Coach Pete Carroll told reporters he thinks Washington is ahead of schedule, and though the team will continue to be careful with him, he could be ready to compete by the start of training camp.

Just practicing was heaven for Washington, he told the team’s official web site .

“It felt good,” Washington told seahawks.com. “All I can say is that it’s a blessing. This was a long time coming. I’ve been looking forward to this day since last October. I felt like a little kid playing Pop Warner football again.”

On Tuesday, Washington worked out in individual, non-contact drills, and he plans to practice again Wednesday.

It’ll be interesting to see how the Seahawks use Washington, who split carries with Thomas Jones last season. There was a question whether Washington’s career would be over after suffering the injury, and it doesn’t seem likely he’ll have the same ability as when he was a rushing, receiving and a Pro Bowl-caliber kick returning threat who made good use of his speed and quickness.

Plus, the Seahawks already have Julius Jones and Justin Forsett – neither of whom have rathad their leg bone break through their skin anytime recently – in the backfield. Then again, both were rather mediocre last year, and if Washington can retain much of his speed, he could make an impact.
 

--Josh Katzowitz
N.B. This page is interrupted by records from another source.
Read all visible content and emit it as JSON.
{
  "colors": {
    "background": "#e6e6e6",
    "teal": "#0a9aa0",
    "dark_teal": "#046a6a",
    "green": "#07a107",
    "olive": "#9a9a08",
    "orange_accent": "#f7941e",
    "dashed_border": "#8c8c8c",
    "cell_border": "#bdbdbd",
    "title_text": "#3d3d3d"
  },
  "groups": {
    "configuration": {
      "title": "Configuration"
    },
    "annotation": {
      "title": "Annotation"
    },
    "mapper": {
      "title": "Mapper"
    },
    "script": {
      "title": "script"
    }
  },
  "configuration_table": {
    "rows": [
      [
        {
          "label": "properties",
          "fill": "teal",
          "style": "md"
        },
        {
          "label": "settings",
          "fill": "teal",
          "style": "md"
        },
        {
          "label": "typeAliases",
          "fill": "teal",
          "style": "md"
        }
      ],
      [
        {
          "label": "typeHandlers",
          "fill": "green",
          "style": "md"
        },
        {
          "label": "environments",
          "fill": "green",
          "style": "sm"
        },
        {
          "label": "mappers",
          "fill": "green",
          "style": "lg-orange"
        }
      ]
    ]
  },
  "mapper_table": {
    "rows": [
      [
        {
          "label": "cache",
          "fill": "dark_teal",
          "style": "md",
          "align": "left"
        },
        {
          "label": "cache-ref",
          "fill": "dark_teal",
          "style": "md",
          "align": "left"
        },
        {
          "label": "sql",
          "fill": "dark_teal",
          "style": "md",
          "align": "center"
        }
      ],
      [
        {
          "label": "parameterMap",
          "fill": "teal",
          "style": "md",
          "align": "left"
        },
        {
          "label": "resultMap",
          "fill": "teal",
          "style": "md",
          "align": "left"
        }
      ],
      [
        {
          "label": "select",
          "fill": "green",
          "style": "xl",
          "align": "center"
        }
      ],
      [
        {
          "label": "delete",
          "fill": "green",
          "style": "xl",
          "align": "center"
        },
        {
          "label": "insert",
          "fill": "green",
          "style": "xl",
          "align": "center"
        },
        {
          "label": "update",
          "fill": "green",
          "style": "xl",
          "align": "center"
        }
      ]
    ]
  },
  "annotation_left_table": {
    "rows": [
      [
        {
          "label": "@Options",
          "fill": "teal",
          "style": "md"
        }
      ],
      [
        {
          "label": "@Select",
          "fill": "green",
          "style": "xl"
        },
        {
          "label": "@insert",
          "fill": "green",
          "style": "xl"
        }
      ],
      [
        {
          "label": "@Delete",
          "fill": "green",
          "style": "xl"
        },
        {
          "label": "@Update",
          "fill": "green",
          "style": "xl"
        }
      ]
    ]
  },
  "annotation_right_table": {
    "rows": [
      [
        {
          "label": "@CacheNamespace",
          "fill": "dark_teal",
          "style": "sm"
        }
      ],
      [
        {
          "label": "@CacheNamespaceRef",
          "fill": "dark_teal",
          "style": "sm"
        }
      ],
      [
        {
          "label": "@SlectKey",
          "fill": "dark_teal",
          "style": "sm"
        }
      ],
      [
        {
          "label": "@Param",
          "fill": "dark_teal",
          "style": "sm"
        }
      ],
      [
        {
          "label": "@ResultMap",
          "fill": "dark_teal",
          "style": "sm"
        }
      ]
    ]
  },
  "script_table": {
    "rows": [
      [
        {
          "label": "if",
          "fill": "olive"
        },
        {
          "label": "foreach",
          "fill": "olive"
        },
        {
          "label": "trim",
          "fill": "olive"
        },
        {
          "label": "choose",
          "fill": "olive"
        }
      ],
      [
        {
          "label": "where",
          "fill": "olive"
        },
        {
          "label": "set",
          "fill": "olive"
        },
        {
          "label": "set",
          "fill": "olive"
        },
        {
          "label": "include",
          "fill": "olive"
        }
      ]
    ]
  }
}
For more NFL news, rumors and analysis, follow @cbssportsnfl on Twitter.



Posted on: June 14, 2010 6:12 pm
 

Marshawn Lynch to Seattle?

It would be a little weird for the Seahawks to dump LenDale White for character issues (failed drug test, iffy work ethic) only to sign Marshawn Lynch weeks later. But according to Jason La Canfora of NFL Network, they are “very interested” in doing exactly that.

Lynch is unhappy in Buffalo (he doesn’t like the town or organization) and the Bills aren’t thrilled with him either. Lynch’s off-field problems are a factor, but what many outsiders don’t realize is he’s not a valuable commodity on the field. Lynch struggles reading his blocks and defensive fronts, and he often shows a concerning lack of patience with the ball in his hand. He’s athletic and tough, but not drastically more than most running backs. Last season Fred Jackson was far and away Buffalo’s best runner.

Still, it may seem worthwhile for Seattle to give Lynch a shot, assuming they don’t surrender anything more than a fourth-round pick. After all, Lynch was a first-round pick only four years ago. Plus, Pete Carroll and his new regime don’t seem too high on Julius Jones. The seventh-year veteran has failed to rush for 700 yards in each of his first two seasons in Seattle.

That said, Jones’s style of play is a good fit in Seattle’s new zone-blocking scheme. Though not a quick direction-changer, Jones is a finesse-runner who can eat up ground when given initial space between the tackles. He’d be more likely to succeed with the scheme’s one-cut-and-go responsibilities than would Lynch. Either way, expect diminutive Justin Forsett to wind up being Seattle’s most dangerous running back in 2010.

---Andy Benoit

For more NFL news, rumors and analysis, follow @cbssportsnfl

 
 
 
 
The views expressed in this blog are solely those of the author and do not reflect the views of CBS Sports or CBSSports.com